The standard GOP playbook is to enact a big regressive tax cut that’s made politically palatable by pairing it with some middle-class tax cuts and divorcing it from a conversation about spending. If you do that in the face of rising debt service payments, you risk a spiral. Not only does the new debt increase the amount of interest you have to pay, but it tends to push up the rate on the accumulated stock of interest, and the line starts pointing more sharply upward. This is the dynamic that ended Liz Truss’ government in the U.K.
In theory, Truss could have tried harder to fight back and force the Bank of England to keep interest rates low. When Trump was president, he repeatedly broke with precedent and pressured the Fed to cut interest rates, talking about firing Powell to achieve this. And Powell did eventually reverse course and do this, though it’s not clear what role the White House pressure played in that. As it happens, I thought Trump was right at the time.

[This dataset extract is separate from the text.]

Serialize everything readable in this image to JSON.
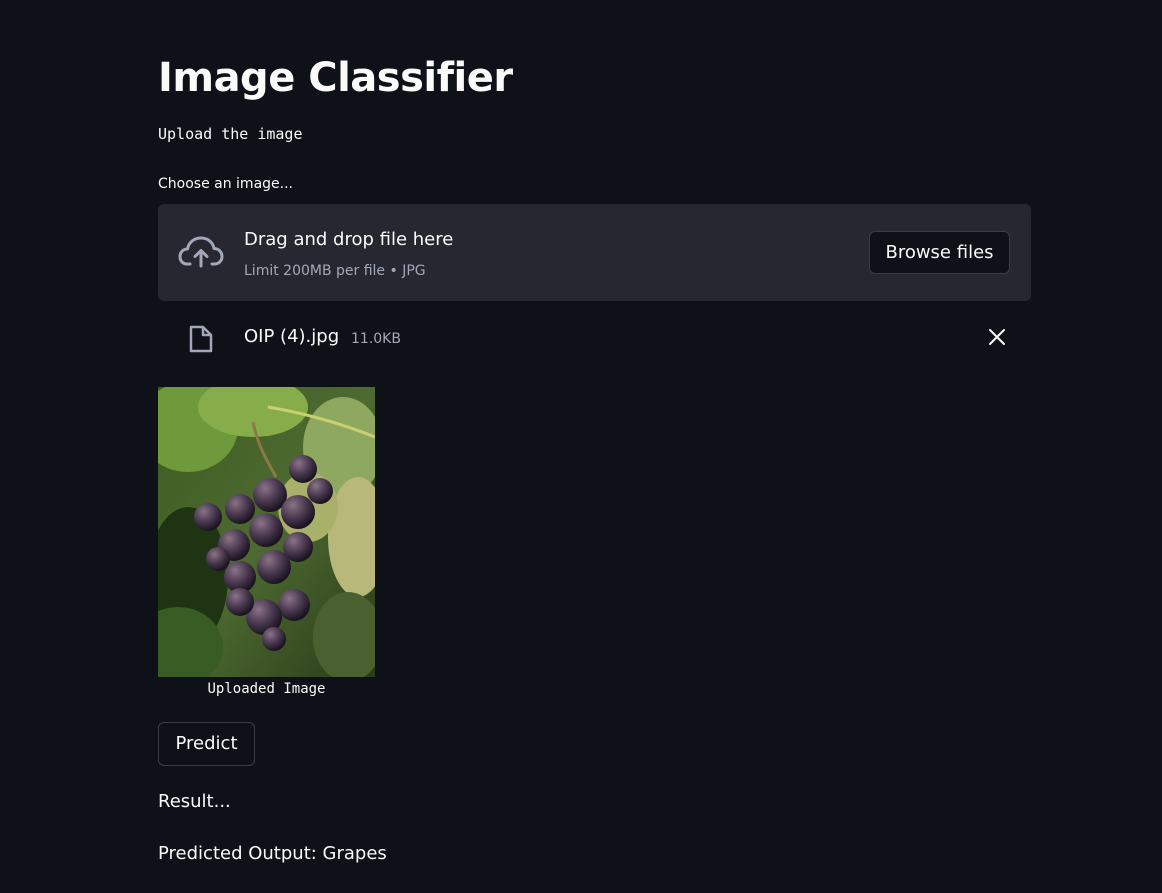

The question is, did Trump do all that stuff because he was right, or did he get lucky and stumble into a situation that was well-suited to his temperament? Because if you ran his 2018 playbook in the economic circumstances of 2023, you’d have a huge problem. Pressuring the central bank to keep interest rates low because the government can’t cover the debt service payments is how you end up with an inflationary spiral. The inflation we had under Biden was annoying to everyone and a hardship for many, but I was never genuinely concerned about it getting out of control because the cure was obvious — higher rates from the Fed and a pivot to deficit reduction from Congress.
Right now, nobody in GOP circles is talking about reversing their 30-year commitment to deficit-increasing tax cuts. And Trump is the last person in the world I’d expect to respect central bank independence. It seems almost too boring to talk about fiscal policy while the leading presidential candidate is facing multiple indictments. But the same temperamental inclination to blow off any kind of restraint that’s gotten Trump in legal trouble could be a huge problem for the American economy if he wins again.